For years I have struggled with coming to terms with the apparent necessity of Jesus' brutal death and crucifixion. The vicarious atonement never cut it for me and every other variation always, in one form or another, led to a vindictive, bloodthirsty God. The theological fact remained unchanged: Somebody needed to pay the price in absolute brutal bloodshed. I could never accept this sort of God who was also supposed to be Love itself. David Rubel sees this in his book The Gospel You've Never Heard on pages 160 & 162:
”There is also a need to address God's wrath that exists in reaction to... sin. The cleansing and removal of sin is referred to as expiation and the address of God's wrath is referred to as propitiation... Strictly speaking, this is not even propitiation, which refers to wrath being cooled due to a change of disposition... The Vicarious Punishment... does not provide actual propitiation. It simply claims the wrath was vented on someone else.”
Whether we, the human race, had it coming or whether Jesus took it in our place, would never change this  picture of a disturbing and psychotic God. 

The Father's need of Jesus' death was always an impossible pill for me to swallow. However, Kruger puts forth a drastically different perspective in chapters 15-16.
”The inherent legalism of the Western Church trains our eyes to see Jesus' suffering as the judgment of God upon our sin, and virtually blinds us to the more obvious point that Jesus suffered from the wickedness of humanity. It was the human race, not the Father, who rejected his beloved Son and killed him. The wrath poured out on Calvary's hill did not originate in the Father's heart, but in ours. The humiliation that Jesus bore, the torment that he suffered, was not divine but human. We mocked him; we detested him; we judged him. We ridiculed him, tortured him and turned our face from him. It was not the Father or the Holy Spirit who abandoned Jesus and banished him to the abyss of shame; it was the human race. We cursed him,” pg. 184-185
I won't say much more. I'll leave it for those who wish to read the book, but he ties this into how he handles The Fall from chapter 13. It has been the only theological angle I've ever heard that 'works'.

The Fall

 I very much like and agree with how Kruger handles The Fall of Adam in chapter 13. It was at this point in the book when my opinion, my question of whether “The Shack” needed a theological literary companion changed. Although it doesn't need it, it can only benefit from it. For as many fans and supporters there are out there, there are just as many critics, naysayers, and those who would love nothing more than to debunk/rebuke “The Shack”.

For those who would do a group study on The Shack, Kruger's “The Shack Revisited” should be included as its companion.

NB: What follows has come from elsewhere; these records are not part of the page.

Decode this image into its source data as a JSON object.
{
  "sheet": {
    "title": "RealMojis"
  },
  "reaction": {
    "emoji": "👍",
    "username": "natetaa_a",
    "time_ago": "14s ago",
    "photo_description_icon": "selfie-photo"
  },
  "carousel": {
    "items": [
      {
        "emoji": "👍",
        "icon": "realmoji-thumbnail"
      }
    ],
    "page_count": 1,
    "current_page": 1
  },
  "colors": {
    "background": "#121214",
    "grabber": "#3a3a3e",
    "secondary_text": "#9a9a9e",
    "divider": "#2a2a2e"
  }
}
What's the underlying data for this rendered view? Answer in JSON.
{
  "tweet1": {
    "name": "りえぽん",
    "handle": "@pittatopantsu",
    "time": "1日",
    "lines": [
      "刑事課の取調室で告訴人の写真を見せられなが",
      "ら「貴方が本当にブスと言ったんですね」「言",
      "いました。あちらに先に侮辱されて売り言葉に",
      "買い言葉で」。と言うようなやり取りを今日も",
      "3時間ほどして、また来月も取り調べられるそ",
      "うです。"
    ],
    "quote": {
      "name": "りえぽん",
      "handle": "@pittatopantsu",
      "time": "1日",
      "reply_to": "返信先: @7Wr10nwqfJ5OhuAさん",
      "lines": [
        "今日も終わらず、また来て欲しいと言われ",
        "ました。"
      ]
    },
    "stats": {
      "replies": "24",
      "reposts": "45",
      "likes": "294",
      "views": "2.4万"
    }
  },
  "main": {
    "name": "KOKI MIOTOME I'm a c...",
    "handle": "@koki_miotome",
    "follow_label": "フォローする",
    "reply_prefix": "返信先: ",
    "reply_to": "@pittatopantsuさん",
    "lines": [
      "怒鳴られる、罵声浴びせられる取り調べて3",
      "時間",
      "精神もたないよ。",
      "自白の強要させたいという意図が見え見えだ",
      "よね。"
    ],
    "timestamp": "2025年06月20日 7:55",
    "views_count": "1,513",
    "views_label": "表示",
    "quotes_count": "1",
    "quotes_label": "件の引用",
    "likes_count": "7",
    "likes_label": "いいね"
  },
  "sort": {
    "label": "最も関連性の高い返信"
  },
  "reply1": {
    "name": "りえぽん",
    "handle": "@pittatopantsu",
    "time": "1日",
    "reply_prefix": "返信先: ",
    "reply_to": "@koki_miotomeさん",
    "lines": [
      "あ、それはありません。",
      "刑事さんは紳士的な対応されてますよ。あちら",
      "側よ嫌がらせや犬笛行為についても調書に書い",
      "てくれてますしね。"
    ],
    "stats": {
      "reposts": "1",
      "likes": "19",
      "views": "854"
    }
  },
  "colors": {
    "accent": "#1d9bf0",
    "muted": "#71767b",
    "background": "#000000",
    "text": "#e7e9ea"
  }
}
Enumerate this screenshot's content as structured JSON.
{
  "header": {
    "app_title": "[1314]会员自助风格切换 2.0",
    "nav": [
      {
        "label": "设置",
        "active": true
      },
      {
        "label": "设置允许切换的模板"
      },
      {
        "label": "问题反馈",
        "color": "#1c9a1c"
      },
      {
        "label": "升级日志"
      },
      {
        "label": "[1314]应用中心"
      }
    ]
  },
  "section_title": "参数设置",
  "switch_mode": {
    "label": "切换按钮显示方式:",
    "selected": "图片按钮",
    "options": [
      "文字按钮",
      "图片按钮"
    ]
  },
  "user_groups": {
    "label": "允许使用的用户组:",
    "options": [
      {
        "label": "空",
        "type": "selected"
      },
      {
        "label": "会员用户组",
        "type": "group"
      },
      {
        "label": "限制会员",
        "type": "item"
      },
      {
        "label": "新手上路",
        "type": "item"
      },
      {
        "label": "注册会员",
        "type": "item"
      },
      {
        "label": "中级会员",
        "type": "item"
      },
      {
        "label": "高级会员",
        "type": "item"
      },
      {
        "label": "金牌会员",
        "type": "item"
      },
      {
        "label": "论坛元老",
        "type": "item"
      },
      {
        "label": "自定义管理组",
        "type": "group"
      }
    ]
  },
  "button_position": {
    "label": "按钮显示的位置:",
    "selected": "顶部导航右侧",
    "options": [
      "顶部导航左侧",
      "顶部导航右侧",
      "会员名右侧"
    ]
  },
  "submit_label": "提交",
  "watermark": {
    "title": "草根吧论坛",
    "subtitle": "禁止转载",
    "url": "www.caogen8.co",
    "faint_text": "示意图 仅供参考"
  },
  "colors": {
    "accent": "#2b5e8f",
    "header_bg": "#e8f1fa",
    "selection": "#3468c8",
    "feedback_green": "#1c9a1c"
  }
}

Disclosure of Material Connection: I received this book free from the author and/or publisher through the Speakeasy blogging book review network  I was not required to write a positive review. The opinions I have expressed are my own. I am disclosing this in accordance with the Federal Trade Commission's 16 CFR, Part 255.

1 comment:

Anonymous said...

If you liked much of what Kruger had to say in "The Shack Revisited" you might appreciate his audio lecture series, "The Big Picture". It is long - 33 parts about 35 hours, but well worth it IMO. It is a comprehensive exposition on Perichoretic Trinitarianism. I think Kruger is probably the preeminent Trinitarian theologian of our day attempting to recapture the vision of the Early Church, before it was lost in Roman/Greek/Pagan legalism/philosophy/mythology. He studied under the great James B. Torrance, brother of the great T.F. Torrance, both disciples of probably the greatest theologian since Calvin, Karl Barth.

Thanks for sharing your thoughts.